Jumpy asset prices are the enemy of cash deals. Buyers such as Simon Property and Cineworld who used cash to lunge after strategic targets are having to walk away. So long as volatility and the risk of another liquidity crunch hangs over them, using shares will give buyers a better chance of closing.
U.S. mall operator Simon Property dumped its all-cash $3.6 billion deal to buy Taubman Centers earlier this month, arguing that the coronavirus pandemic disproportionately hurt the target. British Cineworld’s $2.1 billion deal to buy Canadian Cineplex came unstuck when lockdowns pummelled both companies. The jury is still out on LVMH’s deal to buy Tiffany & Co after LVMH tried but failed to renegotiate: the jewellery purveyor’s shareholders have lost $1.5 billion since the start of the year, because of fears the deal wouldn’t close at the agreed price.
And yet all the pairings make sense, as stock prices show. Since the deals fell apart, shareholders in Cineworld, Cineplex, Simon and Taubman combined have lost $7 billion.
The trouble for cash buyers is that they often use debt to fund deals. Indeed, in the case of Cineworld, the two companies would have been unsustainably over-levered. And debt inks a deal’s value – creditors expect the lump sum to be repaid whether or not the price of the asset has fallen. And so volatile markets can make soon-to-be buyers skittish.

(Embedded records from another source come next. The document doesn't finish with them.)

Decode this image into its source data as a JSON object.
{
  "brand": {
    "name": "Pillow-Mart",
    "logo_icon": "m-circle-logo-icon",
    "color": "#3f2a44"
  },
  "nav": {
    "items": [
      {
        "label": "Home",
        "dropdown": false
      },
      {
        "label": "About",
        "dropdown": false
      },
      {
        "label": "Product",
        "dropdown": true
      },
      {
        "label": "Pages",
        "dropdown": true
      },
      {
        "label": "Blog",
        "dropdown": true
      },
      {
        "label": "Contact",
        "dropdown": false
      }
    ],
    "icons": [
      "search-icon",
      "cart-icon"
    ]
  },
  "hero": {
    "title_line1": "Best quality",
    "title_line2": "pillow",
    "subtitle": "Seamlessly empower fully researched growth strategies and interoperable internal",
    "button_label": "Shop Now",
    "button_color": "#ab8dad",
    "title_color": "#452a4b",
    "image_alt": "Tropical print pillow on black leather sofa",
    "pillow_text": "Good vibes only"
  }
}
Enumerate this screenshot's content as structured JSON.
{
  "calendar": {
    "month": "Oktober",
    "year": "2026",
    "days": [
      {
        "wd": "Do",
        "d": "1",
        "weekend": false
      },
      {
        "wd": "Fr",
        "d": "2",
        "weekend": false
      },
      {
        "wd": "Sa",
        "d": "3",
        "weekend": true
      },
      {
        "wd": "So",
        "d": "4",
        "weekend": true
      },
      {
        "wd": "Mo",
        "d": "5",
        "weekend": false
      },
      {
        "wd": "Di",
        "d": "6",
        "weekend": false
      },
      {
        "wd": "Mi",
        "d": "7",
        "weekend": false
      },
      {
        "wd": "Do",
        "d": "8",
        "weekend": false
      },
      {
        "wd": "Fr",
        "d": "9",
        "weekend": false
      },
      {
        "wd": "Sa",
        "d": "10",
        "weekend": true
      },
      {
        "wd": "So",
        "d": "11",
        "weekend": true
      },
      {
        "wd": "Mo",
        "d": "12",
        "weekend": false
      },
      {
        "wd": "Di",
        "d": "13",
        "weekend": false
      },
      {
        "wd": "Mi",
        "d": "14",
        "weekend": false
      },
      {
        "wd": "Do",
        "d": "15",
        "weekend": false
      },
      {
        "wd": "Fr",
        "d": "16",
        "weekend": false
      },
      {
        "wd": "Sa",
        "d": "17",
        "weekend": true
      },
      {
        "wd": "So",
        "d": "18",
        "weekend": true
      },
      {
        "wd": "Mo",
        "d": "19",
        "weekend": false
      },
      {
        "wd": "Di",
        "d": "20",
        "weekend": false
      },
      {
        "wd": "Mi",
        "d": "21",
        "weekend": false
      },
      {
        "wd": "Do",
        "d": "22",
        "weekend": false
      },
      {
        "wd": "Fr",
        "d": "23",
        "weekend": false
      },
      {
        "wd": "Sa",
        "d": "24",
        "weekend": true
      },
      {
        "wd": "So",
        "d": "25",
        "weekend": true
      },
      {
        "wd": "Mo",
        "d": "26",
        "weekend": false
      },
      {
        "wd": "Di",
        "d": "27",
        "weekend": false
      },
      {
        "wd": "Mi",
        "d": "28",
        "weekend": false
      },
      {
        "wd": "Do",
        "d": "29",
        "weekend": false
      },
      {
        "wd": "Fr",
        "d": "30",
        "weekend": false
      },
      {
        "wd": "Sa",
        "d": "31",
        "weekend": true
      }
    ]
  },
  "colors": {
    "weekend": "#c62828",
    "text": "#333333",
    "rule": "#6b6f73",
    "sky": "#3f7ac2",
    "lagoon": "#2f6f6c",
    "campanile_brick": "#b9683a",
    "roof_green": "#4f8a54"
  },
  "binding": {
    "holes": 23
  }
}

Stock deals mean both parties share the risk – and the spoils if things go well. Had these acquisitions been hashed out at least partially with stock, the outcomes may well be different. Eldorado Resorts tweaked the stock portion of its of $8.5 billion cash-and-share acquisition of casino operator Caesars Entertainment. While Caesars shareholders are forgoing a little bit of their overall stake of the company, at least the deal has stayed intact. In this market, that’s a win.
Request a free trial of Breakingviews here